Has your grandmother ever called you complaining about her internet not working? Don't you wish you could just see what she was talking about and fix it instead of having her try to explain why the mouse won't double-click on the thingamajig?
YouTube's massive user base comprises almost one third of all people on the internet, and collectively, users spend well over 100 million hours on the site watching billions of videos each day. Add it all up, and this means that YouTube is viewed by more people than any U.S. cable network—making it by far the favorite "TV station" of the internet generation.

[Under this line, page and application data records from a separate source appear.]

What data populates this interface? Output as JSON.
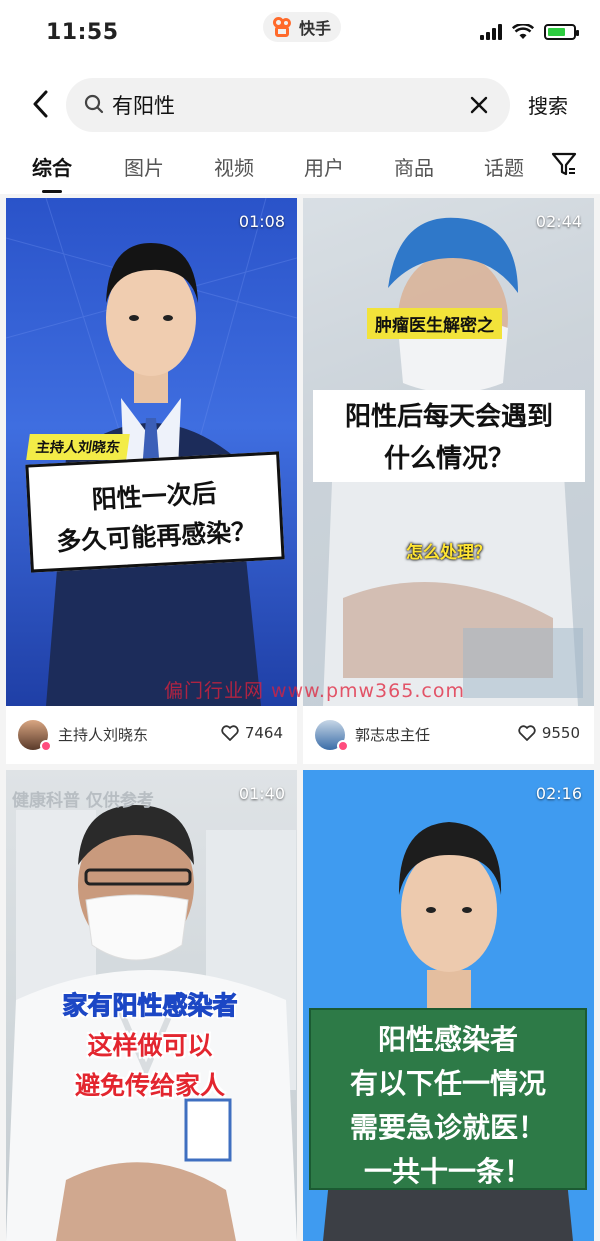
{
  "status": {
    "time": "11:55",
    "app_name": "快手"
  },
  "search": {
    "query": "有阳性",
    "button": "搜索"
  },
  "tabs": [
    "综合",
    "图片",
    "视频",
    "用户",
    "商品",
    "话题"
  ],
  "active_tab": "综合",
  "watermark": "偏门行业网 www.pmw365.com",
  "cards": [
    {
      "duration": "01:08",
      "tag": "主持人刘晓东",
      "caption_line1": "阳性一次后",
      "caption_line2": "多久可能再感染？",
      "author": "主持人刘晓东",
      "likes": "7464"
    },
    {
      "duration": "02:44",
      "tag": "肿瘤医生解密之",
      "caption_line1": "阳性后每天会遇到",
      "caption_line2": "什么情况？",
      "sub": "怎么处理？",
      "author": "郭志忠主任",
      "likes": "9550"
    },
    {
      "duration": "01:40",
      "top_text": "健康科普 仅供参考",
      "caption_line1": "家有阳性感染者",
      "caption_line2": "这样做可以",
      "caption_line3": "避免传给家人"
    },
    {
      "duration": "02:16",
      "caption_line1": "阳性感染者",
      "caption_line2": "有以下任一情况",
      "caption_line3": "需要急诊就医！",
      "caption_line4": "一共十一条！"
    }
  ],
  "colors": {
    "accent": "#ff6a2b",
    "verified": "#ff4d7e",
    "caption_yellow": "#ffe433"
  }
}
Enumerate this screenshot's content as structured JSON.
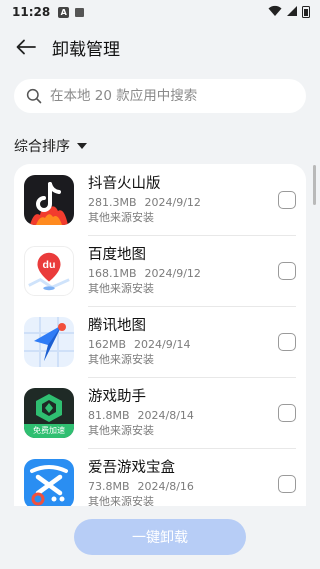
{
  "status_bar": {
    "time": "11:28",
    "app_icon_letter": "A"
  },
  "header": {
    "title": "卸载管理"
  },
  "search": {
    "placeholder": "在本地 20 款应用中搜索"
  },
  "sort": {
    "label": "综合排序"
  },
  "apps": [
    {
      "name": "抖音火山版",
      "size": "281.3MB",
      "date": "2024/9/12",
      "source": "其他来源安装",
      "icon": "douyin-huoshan-icon"
    },
    {
      "name": "百度地图",
      "size": "168.1MB",
      "date": "2024/9/12",
      "source": "其他来源安装",
      "icon": "baidu-map-icon"
    },
    {
      "name": "腾讯地图",
      "size": "162MB",
      "date": "2024/9/14",
      "source": "其他来源安装",
      "icon": "tencent-map-icon"
    },
    {
      "name": "游戏助手",
      "size": "81.8MB",
      "date": "2024/8/14",
      "source": "其他来源安装",
      "icon": "game-assistant-icon",
      "badge": "免费加速"
    },
    {
      "name": "爱吾游戏宝盒",
      "size": "73.8MB",
      "date": "2024/8/16",
      "source": "其他来源安装",
      "icon": "aiwu-game-box-icon"
    }
  ],
  "footer": {
    "button_label": "一键卸载",
    "button_color": "#b7cdf6"
  }
}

Real suffering is sitting through a thirty-second ad to watch a fifteen-second video, or watching your favorite music video in three-second fragments. Real suffering is this: “An error occurred, please try again later.” If you’re a modern human and multitask with multiple tabs while you're on YouTube, you don’t have to sacrifice your bandwidth and sanity. There's a simple way to watch YouTube ad-free and lag-free.

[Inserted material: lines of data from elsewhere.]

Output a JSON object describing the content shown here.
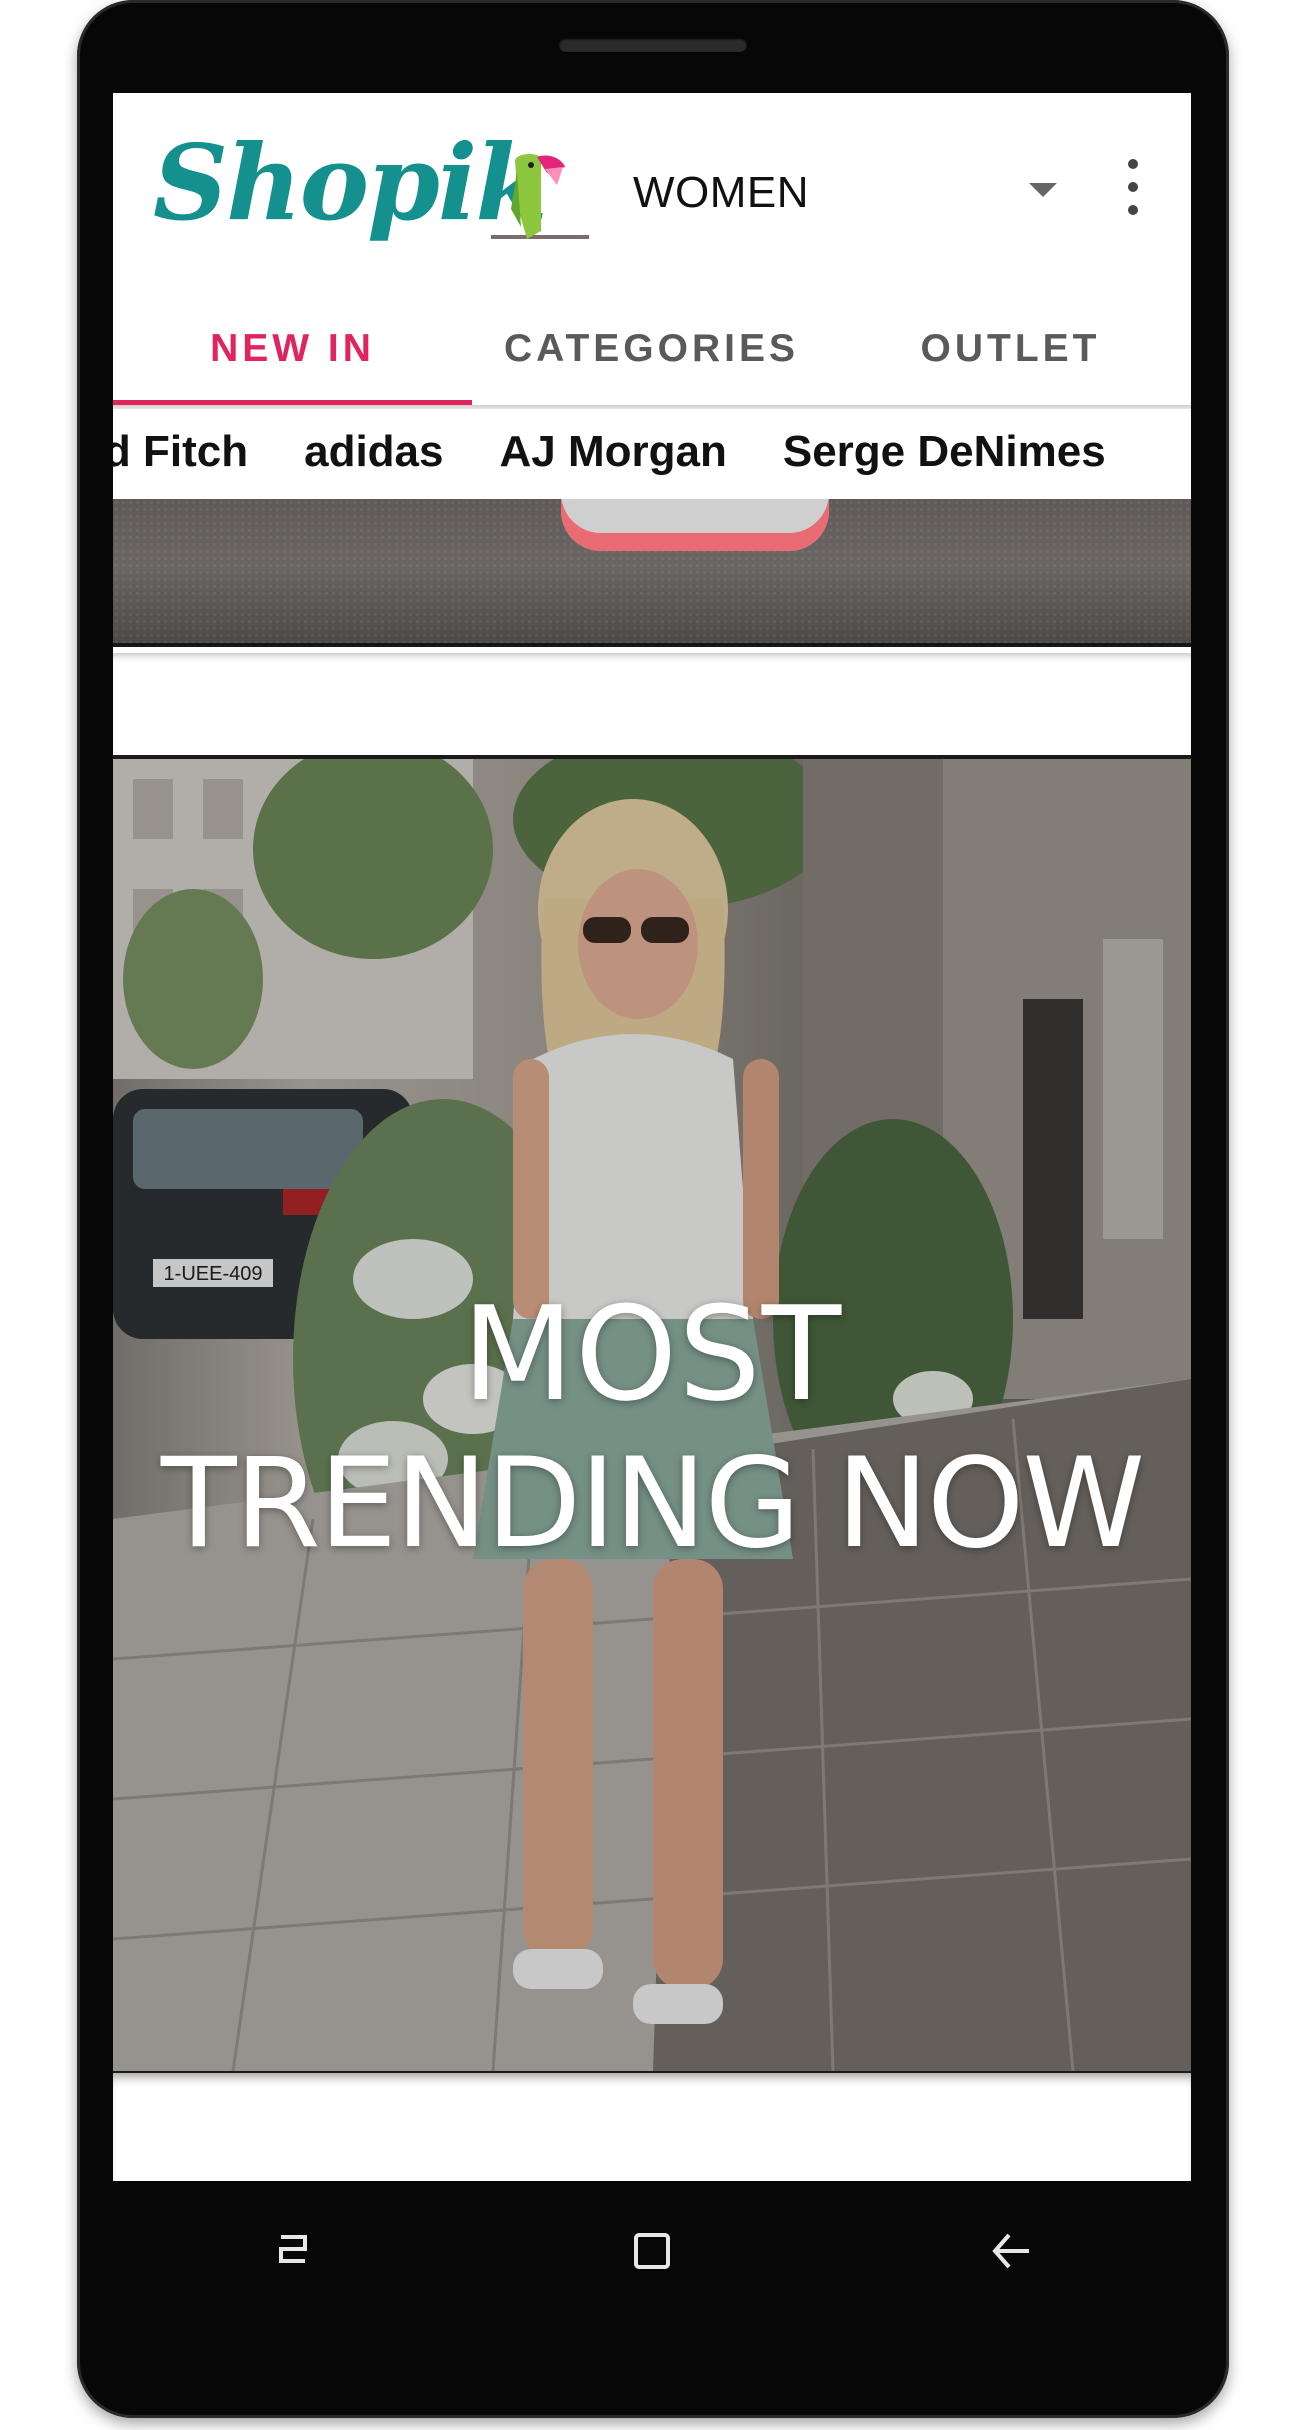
{
  "app": {
    "logo_text": "Shopik",
    "gender_selector": {
      "value": "WOMEN"
    },
    "colors": {
      "brand_teal": "#14908e",
      "accent_pink": "#e0245e"
    }
  },
  "tabs": [
    {
      "label": "NEW IN",
      "active": true
    },
    {
      "label": "CATEGORIES",
      "active": false
    },
    {
      "label": "OUTLET",
      "active": false
    }
  ],
  "brands": [
    "nd Fitch",
    "adidas",
    "AJ Morgan",
    "Serge DeNimes"
  ],
  "banner": {
    "headline_line1": "MOST",
    "headline_line2": "TRENDING NOW",
    "license_plate": "1-UEE-409"
  },
  "icons": {
    "menu": "more-vert-icon",
    "dropdown": "arrow-drop-down-icon",
    "nav": [
      "recents-icon",
      "home-icon",
      "back-icon"
    ]
  }
}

With all the excitement over the Mars rover landing this weekend, you might also want to know that Google has gotten their cameras into the Kennedy Space Center for their largest collection of Street View imagery to date. In total, the explorable facility totals 6,000 panoramic views. The views include the space shuttle launch pad, the towering Vehicle Assembly Building, and a up-close and personal view of a space shuttle's main engine.
In today's world of social media, there's really only two powerhouses—Facebook and Twitter. And those of you with Twitter accounts know the power of a Tweet. Getting more followers means reaching more people, but the vast majority of Tweeters are following only a handful of Twitterers themselves. Do you ever wonder why them? What's so special about these selected followed users? Is it worth it to follow them, too? That's up to you, but if you're searching for more people to follow, then it's ...
Tethering your Android phone basically turns it into a mobile hotspot, allowing you to funnel a 3G or 4G internet connection from your phone into your PC or laptop via USB. As you might expect, phone carriers brought the hammer down in an effort to stop users from getting around the fees they charge to normally allow you to do this.
I'm sure you've been there—halfway through typing something out, you realize that one word you've been using more than any other has been misspelled. Perhaps it's a single word, acronym, or line of code that you find yourself typing quite often at work, but this one requires complicated hand gymnastics that you'd simply rather not perform over and over again.